▸ Exercise
The required output is every record, reproduced exactly.

▸ Extracted information
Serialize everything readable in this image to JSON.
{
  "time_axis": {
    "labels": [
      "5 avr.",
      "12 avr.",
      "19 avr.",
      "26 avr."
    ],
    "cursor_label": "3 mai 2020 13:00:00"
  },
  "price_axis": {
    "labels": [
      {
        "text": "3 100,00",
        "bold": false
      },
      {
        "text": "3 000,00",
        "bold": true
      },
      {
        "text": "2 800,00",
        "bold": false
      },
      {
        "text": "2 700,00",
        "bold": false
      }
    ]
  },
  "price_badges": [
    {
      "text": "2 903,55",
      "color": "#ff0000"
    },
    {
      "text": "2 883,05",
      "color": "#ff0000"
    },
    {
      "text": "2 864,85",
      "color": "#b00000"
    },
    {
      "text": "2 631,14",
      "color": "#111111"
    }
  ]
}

▸ Response below
Serialize everything readable in this image to JSON.
{
  "time_axis": {
    "labels": [
      "5 avr.",
      "12 avr.",
      "19 avr.",
      "26 avr."
    ],
    "cursor_label": "3 mai 2020 13:00:00"
  },
  "price_axis": {
    "labels": [
      {
        "text": "3 100,00",
        "bold": false
      },
      {
        "text": "3 000,00",
        "bold": true
      },
      {
        "text": "2 800,00",
        "bold": false
      },
      {
        "text": "2 700,00",
        "bold": false
      }
    ]
  },
  "price_badges": [
    {
      "text": "2 903,55",
      "color": "#ff0000"
    },
    {
      "text": "2 883,05",
      "color": "#ff0000"
    },
    {
      "text": "2 864,85",
      "color": "#b00000"
    },
    {
      "text": "2 631,14",
      "color": "#111111"
    }
  ]
}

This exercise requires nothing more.